As Russian courts should turn to a more balanced and less pliable approach equally applied to every citizen, Western media likewise should rethink their policy on whom to promote from Russia’s multi-faceted cultural spectrum. If we are to admit that certain Western outlets consciously portray a certain, mostly negative image of Russia, why do they promote an actionist whose “performances” not only break laws, but also that of self-preservation? Wouldn’t it be more rational to present someone with an irreproachable portfolio and no hint of unrestrained madness?

Promoting Pavlensky or members of Pussy Riot is counterproductive not because opposition-minded artists have no role to play in calling out Russia’s political class, but because they are the wrong people to pontificate. As a result of the myopic sensation-seeking approach dominant among today’s popular cultural figures, those who actually have something to say are keeping silent.

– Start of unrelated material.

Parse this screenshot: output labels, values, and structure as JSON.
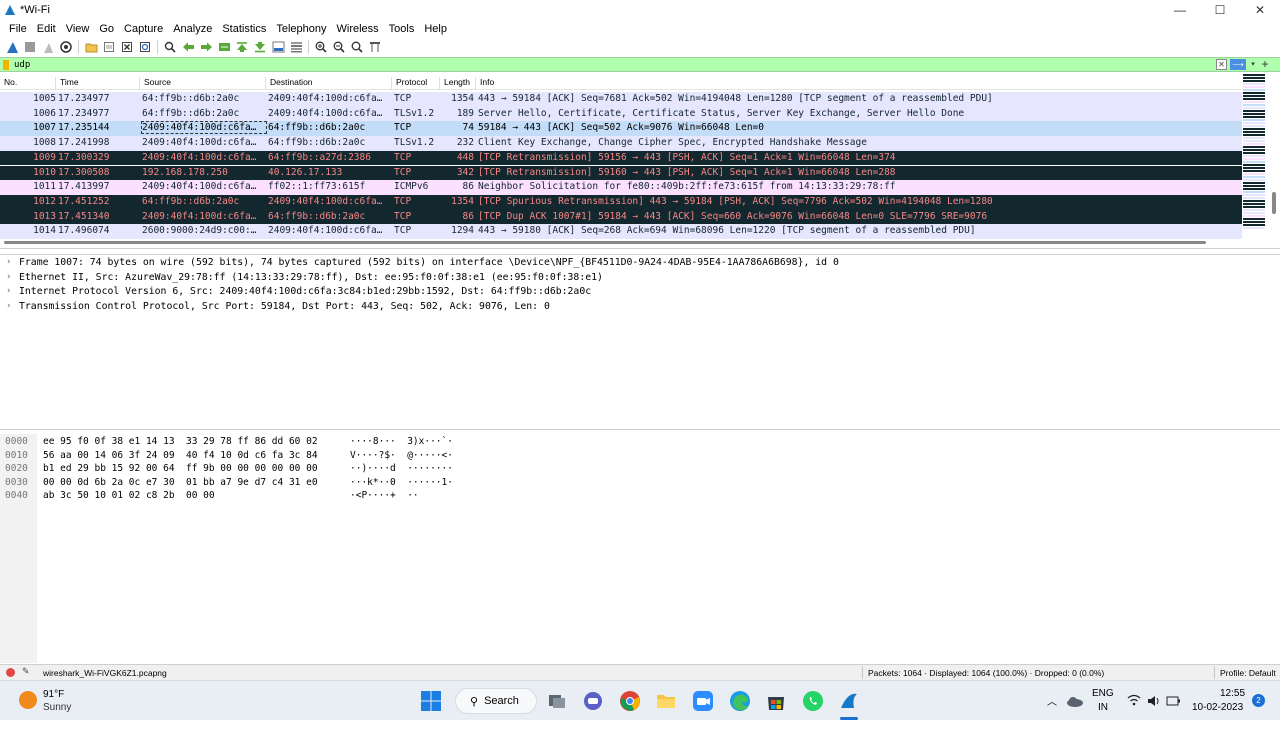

The Petrov-Vodkins of our epoch might find it too hard to have their voices heard over the preponderance of the Pavlenskys.

The opinion of the author may not necessarily reflect the position of Russia Direct or its staff.